======== Provided records ========

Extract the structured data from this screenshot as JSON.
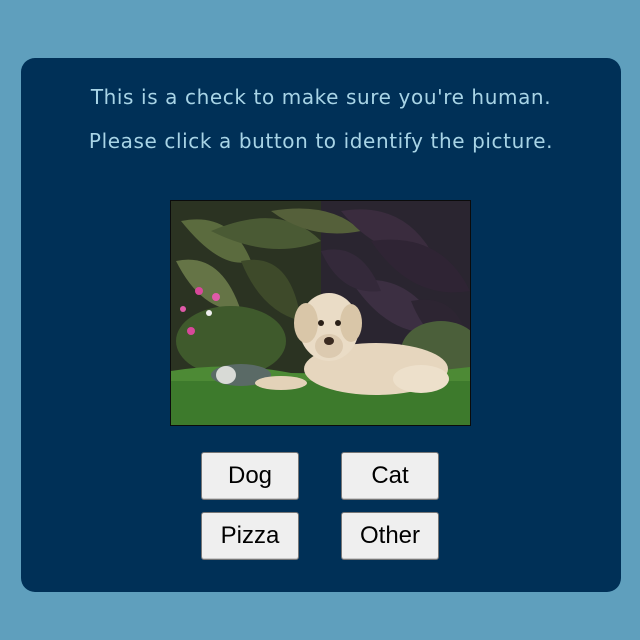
{
  "captcha": {
    "line1": "This is a check to make sure you're human.",
    "line2": "Please click a button to identify the picture.",
    "image_subject": "dog lying on grass in a garden",
    "buttons": {
      "dog": "Dog",
      "cat": "Cat",
      "pizza": "Pizza",
      "other": "Other"
    }
  },
  "colors": {
    "page_background": "#5f9fbd",
    "card_background": "#003057",
    "text": "#a8d4e6",
    "button_background": "#efefef"
  }
}
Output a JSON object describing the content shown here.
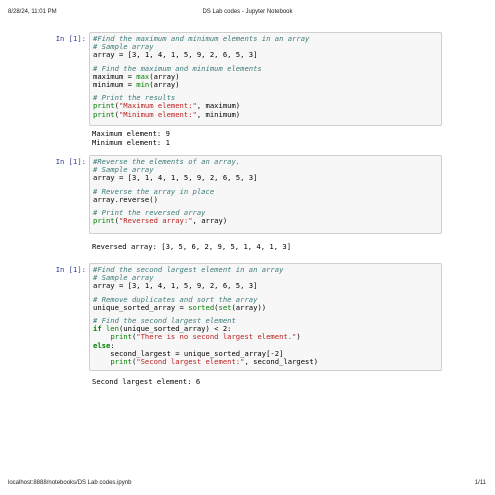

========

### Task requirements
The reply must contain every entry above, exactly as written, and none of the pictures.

### Answer
Extract the structured data from this screenshot as JSON.
{
  "captcha": {
    "line1": "This is a check to make sure you're human.",
    "line2": "Please click a button to identify the picture.",
    "image_subject": "dog lying on grass in a garden",
    "buttons": {
      "dog": "Dog",
      "cat": "Cat",
      "pizza": "Pizza",
      "other": "Other"
    }
  },
  "colors": {
    "page_background": "#5f9fbd",
    "card_background": "#003057",
    "text": "#a8d4e6",
    "button_background": "#efefef"
  }
}
Output a JSON object describing the content shown here.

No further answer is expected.